> **WORK ITEM**
Copy out the lines below that hold the word "トーンカーブ".

*** Opening THE INPUT ***

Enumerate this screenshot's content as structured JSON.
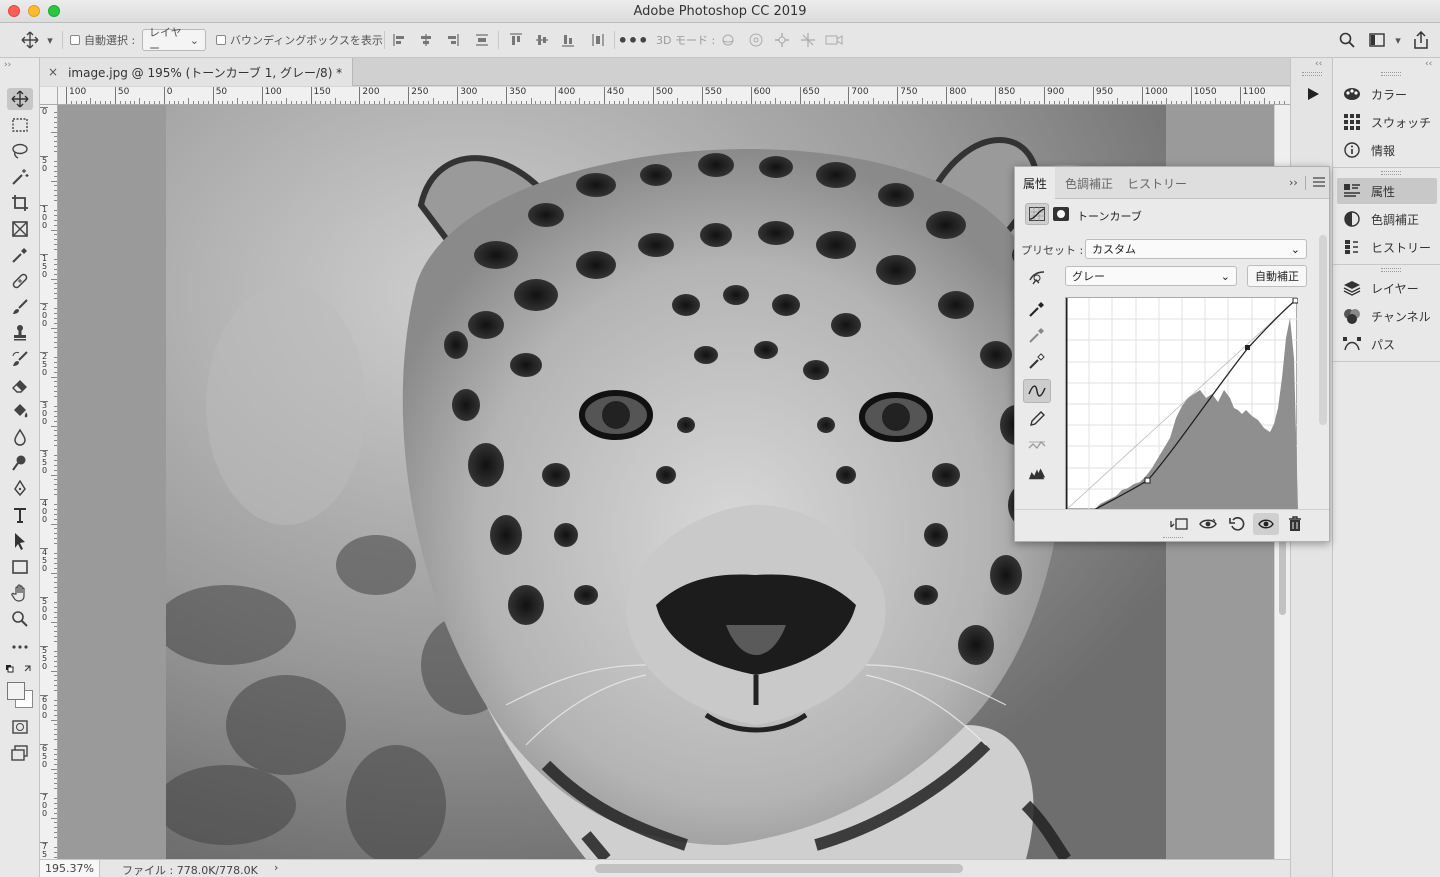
{
  "window": {
    "title": "Adobe Photoshop CC 2019"
  },
  "options_bar": {
    "auto_select_label": "自動選択 :",
    "layer_dropdown": "レイヤー",
    "bounding_box_label": "バウンディングボックスを表示",
    "three_d_mode_label": "3D モード :"
  },
  "document": {
    "tab_label": "image.jpg @ 195% (トーンカーブ 1, グレー/8) *",
    "close_glyph": "×",
    "h_ruler_ticks": [
      "100",
      "50",
      "0",
      "50",
      "100",
      "150",
      "200",
      "250",
      "300",
      "350",
      "400",
      "450",
      "500",
      "550",
      "600",
      "650",
      "700",
      "750",
      "800",
      "850",
      "900",
      "950",
      "1000",
      "1050",
      "1100"
    ],
    "v_ruler_ticks": [
      "0",
      "50",
      "100",
      "150",
      "200",
      "250",
      "300",
      "350",
      "400",
      "450",
      "500",
      "550",
      "600",
      "650",
      "700",
      "750"
    ]
  },
  "status_bar": {
    "zoom": "195.37%",
    "file_info": "ファイル : 778.0K/778.0K",
    "arrow": "›"
  },
  "properties_panel": {
    "tabs": [
      "属性",
      "色調補正",
      "ヒストリー"
    ],
    "active_tab": 0,
    "adjustment_title": "トーンカーブ",
    "preset_label": "プリセット :",
    "preset_value": "カスタム",
    "channel_value": "グレー",
    "auto_button": "自動補正"
  },
  "right_dock": {
    "group1": [
      "カラー",
      "スウォッチ",
      "情報"
    ],
    "group2": [
      "属性",
      "色調補正",
      "ヒストリー"
    ],
    "group3": [
      "レイヤー",
      "チャンネル",
      "パス"
    ],
    "selected": "属性"
  },
  "colors": {
    "panel_bg": "#e8e8e8",
    "selected": "#c8c8c8"
  }
}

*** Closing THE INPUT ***

> **ANSWER BELOW**
    "tab_label": "image.jpg @ 195% (トーンカーブ 1, グレー/8) *",
    "adjustment_title": "トーンカーブ",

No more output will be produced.